The design of the Mercury dime was actually called “Winged Liberty Head”. The profile is that of Lady Liberty facing left, wearing a winged Phrygian cap. The wings of the cap signify Freedom of Thought. However, the short, curly hair of Liberty, combined with the wings on the cap, led the public to believe that it was the head of the Roman messenger god Mercury.
The reverse of the coin shows wooden rods bundled around a war axe. Known as a fasces, it is an ancient Roman symbol for strength in unity. This represents the combined military strength of the states of the US coming together, more powerful united than they could be separately.

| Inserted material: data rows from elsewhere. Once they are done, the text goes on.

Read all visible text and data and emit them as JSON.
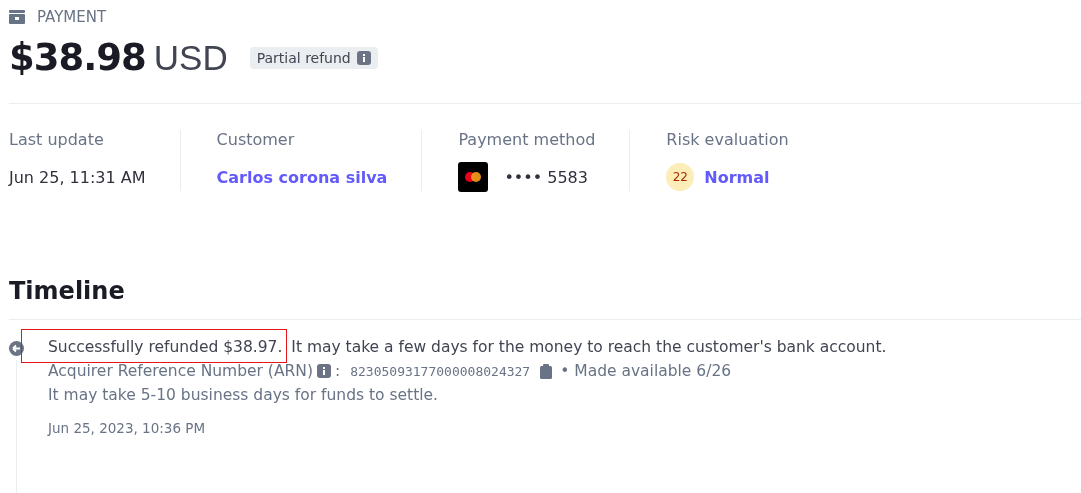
{
  "header": {
    "eyebrow": "PAYMENT",
    "amount": "$38.98",
    "currency": "USD",
    "badge": "Partial refund"
  },
  "summary": [
    {
      "kind": "text",
      "label": "Last update",
      "value": "Jun 25, 11:31 AM"
    },
    {
      "kind": "link",
      "label": "Customer",
      "value": "Carlos corona silva"
    },
    {
      "kind": "card",
      "label": "Payment method",
      "value": "•••• 5583"
    },
    {
      "kind": "risk",
      "label": "Risk evaluation",
      "score": "22",
      "value": "Normal"
    }
  ],
  "timeline": {
    "title": "Timeline",
    "events": [
      {
        "highlighted": "Successfully refunded $38.97.",
        "message": "It may take a few days for the money to reach the customer's bank account.",
        "arn_label": "Acquirer Reference Number (ARN)",
        "arn_sep": ":",
        "arn": "82305093177000008024327",
        "available": "• Made available 6/26",
        "note": "It may take 5-10 business days for funds to settle.",
        "time": "Jun 25, 2023, 10:36 PM"
      }
    ]
  }
}
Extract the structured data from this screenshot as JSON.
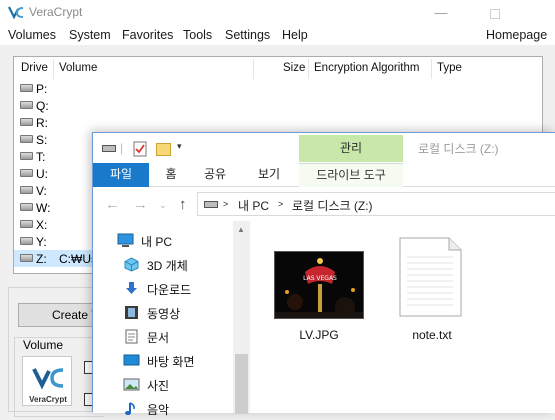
{
  "veracrypt": {
    "title": "VeraCrypt",
    "menu": [
      "Volumes",
      "System",
      "Favorites",
      "Tools",
      "Settings",
      "Help"
    ],
    "homepage": "Homepage",
    "columns": [
      "Drive",
      "Volume",
      "Size",
      "Encryption Algorithm",
      "Type"
    ],
    "drives": [
      {
        "letter": "P:",
        "volume": ""
      },
      {
        "letter": "Q:",
        "volume": ""
      },
      {
        "letter": "R:",
        "volume": ""
      },
      {
        "letter": "S:",
        "volume": ""
      },
      {
        "letter": "T:",
        "volume": ""
      },
      {
        "letter": "U:",
        "volume": ""
      },
      {
        "letter": "V:",
        "volume": ""
      },
      {
        "letter": "W:",
        "volume": ""
      },
      {
        "letter": "X:",
        "volume": ""
      },
      {
        "letter": "Y:",
        "volume": ""
      },
      {
        "letter": "Z:",
        "volume": "C:₩Us"
      }
    ],
    "create_button": "Create V",
    "volume_group": "Volume",
    "logo_text": "VeraCrypt"
  },
  "explorer": {
    "manage_tab": "관리",
    "title": "로컬 디스크 (Z:)",
    "tabs": {
      "file": "파일",
      "home": "홈",
      "share": "공유",
      "view": "보기",
      "drive_tools": "드라이브 도구"
    },
    "address": {
      "pc": "내 PC",
      "drive": "로컬 디스크 (Z:)"
    },
    "nav_items": [
      {
        "label": "내 PC",
        "icon": "pc-icon"
      },
      {
        "label": "3D 개체",
        "icon": "cube-icon"
      },
      {
        "label": "다운로드",
        "icon": "download-icon"
      },
      {
        "label": "동영상",
        "icon": "video-icon"
      },
      {
        "label": "문서",
        "icon": "document-icon"
      },
      {
        "label": "바탕 화면",
        "icon": "desktop-icon"
      },
      {
        "label": "사진",
        "icon": "picture-icon"
      },
      {
        "label": "음악",
        "icon": "music-icon"
      }
    ],
    "files": [
      {
        "name": "LV.JPG",
        "thumb_text": "LAS VEGAS"
      },
      {
        "name": "note.txt"
      }
    ]
  },
  "colors": {
    "file_tab": "#1979ca",
    "manage_tab": "#c7e8a8",
    "selection": "#cde8ff"
  }
}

The olive branch running around the fasces represents peace, but peace backed by the might of America.
Did You Know?
- In the original 1915 design competition to replace the Barber silver coins, Adolph Weinman not only won the dime and half dollar designs, but also the reverse for the quarter! It was later decided that this would be a bit much, so MacNeil’s design for the reverse of the quarter was chosen, to go along with his winning quarter obverse.
- The term “junk silver” originally came from the fact that pre-1965 subsidiary coinage once sold for less than the silver spot price. “90%” is now used, as demand for these old silver coins now means that they trade at a premium to the spot price.
- The Roosevelt dime was designed in 1946 by Chief Engraver James Sinnock. It was the first circulating coin designed in-house at the US Mint since Charles Barber’s 1892 designs for silver subsidiary coinage.
History of the Roosevelt Dime
President Franklin D Roosevelt died on April 12, 1945, a scant three weeks before the surrender of Nazi Germany. The President that had brought America through the Great Depression and led the Free World in the fight against Fascism was gone. A distraught nation was united in the desire to see Roosevelt honored in some enduring fashion.
Roosevelt, who had been paralyzed by polio in 1921, founded the March of Dimes as a charity to find a cure for the disease.Immortalizing the President on the dime was a natural course of action. The task was given to Chief Engraver of the US Mint John Sinnock. The deadline for having the coins circulate was January 30, 1946. This was both FDR’s birthday, and the date of the annual March of Dimes fundraiser. Final approval of Sinnock’s design only came on January 8, and minting began as soon as the first dies were ready.
The obverse of the Roosevelt dime is dominated by the left-facing portrait of FDR. His likeness was crafted to be as large as the size of the dime permitted. The inscription LIBERTY appears along the upper left corner of the rim, opposite the President’s face. The motto IN GOD WE TRUST is tucked under his chin, and the year-date is shoe-horned between the back of FDR’s neck and the lower right rim.
The reverse features the Torch of Liberty in the center, an especially apt choice as the Allies had just brought the light of Freedom back to a world trapped in darkness. On either side of the torch are branches of laurel and oak, signifying might in civil and military matters. These choices are also heavy with symbolism, given FDR’s work in pulling America out of the depths of the Great Depression and greatly expanding the nation’s infrastructure, and his transforming of America into the greatest military power the world had seen.
Gainesville Coins carries bags of old 90% silver US coins in several sizes. We often get old circulated silver coins from other nations, so check them out as well.
Stock photo is for reference only. Date and condition are chosen randomly from available inventory.